We laughed together.
Next step was for Henry to carve the tail out of one of the layers of cake. We made it fatter than a real basilisk’s tail because nobody would want a piece of cake that skinny. Henry deemed it the perfect lizard tail. I popped that tail back into the freezer while we worked on carving the legs and head and crown-thingy (the crest, I think) out of cake. Henry let me do most of that carving, adding ample praise as I worked.
Henry told me about his best friends at school.
It was lunch time. Papa took Henry out for lunch so I could pay attention to my mom’s needs. Momma has Alzheimer’s. I had worried that she would not cooperate, as she can be a handful on one of her bad days. Thankfully, she had rather enjoyed watching us work at the kitchen table together.
While Henry and Papa were enjoying cheeseburgers at Culver’s, I put the lizard head together and affixed it and the tail to the body with more frosting. Returning from their guys’ lunch together, Henry was super excited to see what had been accomplished in the construction phase, and we set ourselves to work creating a cross-section of a tree for the lizard to climb. We stuck the lizardy-looking parts in the freezer again while we worked together to create tree rings and bark out of chocolate frosting.
Next came the hard part. Frosting the little guy. I made a batch of cream cheese buttercream frosting without chocolate. I reserved a little plain white, then tinted the remaining frosting in a few shades of green. We propped Mr. Basilisk on the log, then added legs and started frosting with a crumb coat of green. (Freezing the cake greatly helped keep the cut edges under control, as did using a frosting spreader dipped in warm water.) Once he was thoroughly crumb coated, we started piping on frosting, smoothing here, adding “scales” there, shoving bits of leftover cake and frosting into gaps, and chatting as we worked.

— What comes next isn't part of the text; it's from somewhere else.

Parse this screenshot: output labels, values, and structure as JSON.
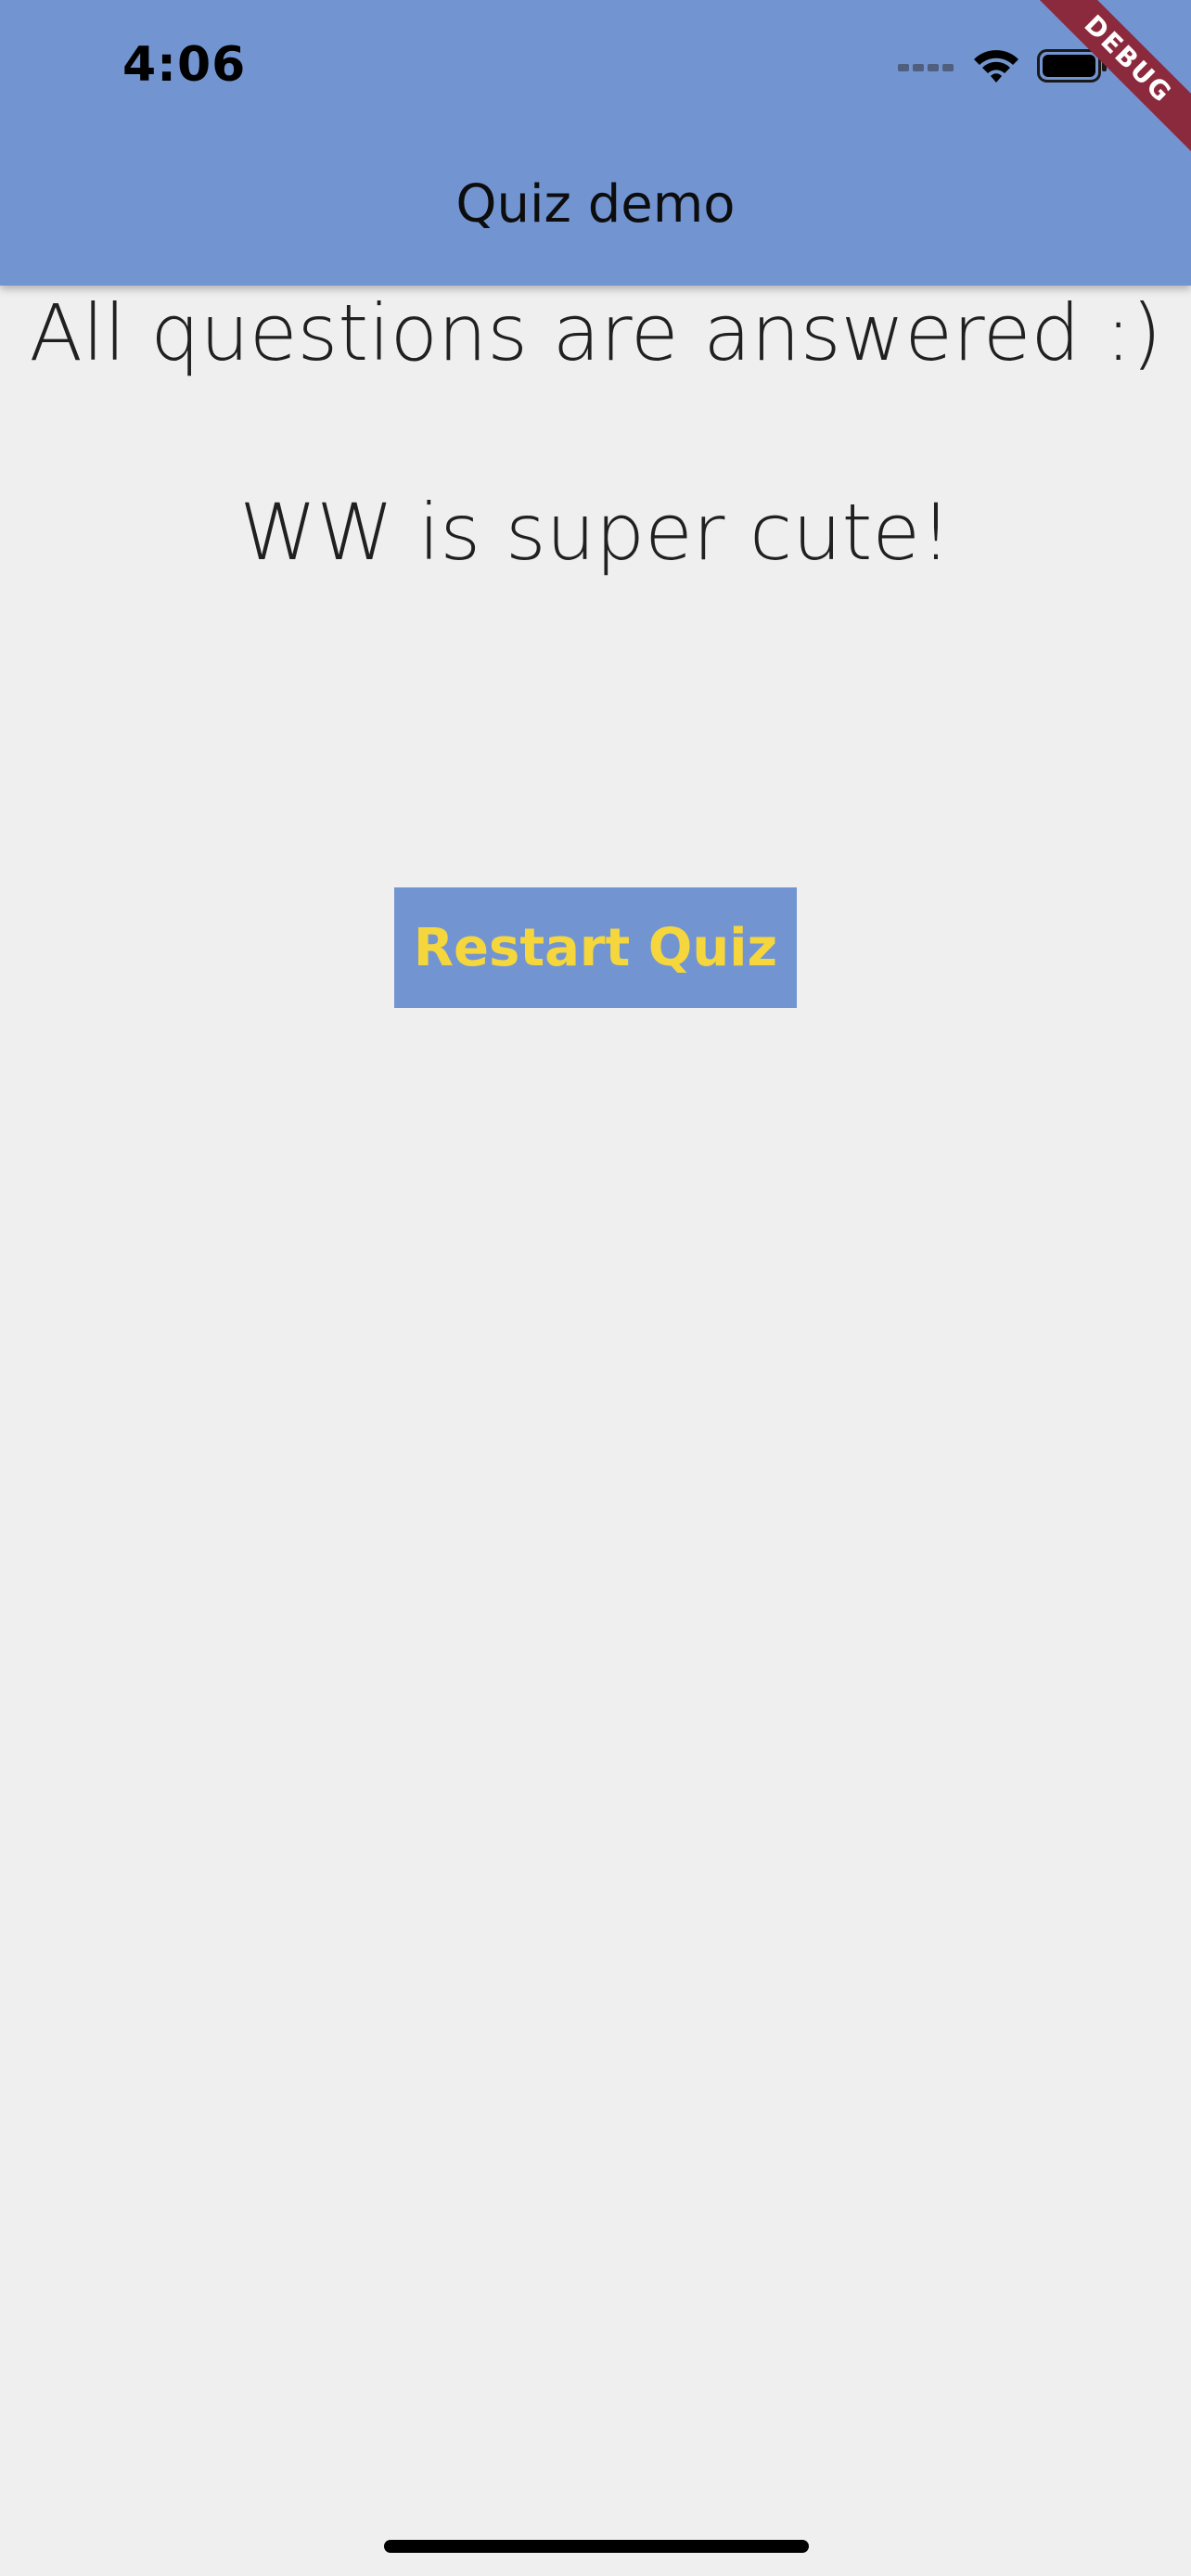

Henry added the orange M&M eyes and was happy with how it looked. Basilisks also have white dots that run down their sides. Henry carefully added white chocolate chips for the bigger dots and then and dotted white cupcake sprinkles in just the right places to make the little ones.
While he worked on those details (and snitched a few white chocolate chips), I melted some of the white chocolate, then tinted part of it green and part of it orange (took a little artistic liberty on that color). I piped this onto wax paper to create the arched fin-like crest that continues along its back and tail. After the melted chocolate hardened off on my chilly back porch, we peeled it off of the wax paper and added those fun details to his birthday cake.
The birthday boy’s eyes lit up. He had one word to describe our creation.
That’s the same word I used to describe my day with the birthday boy.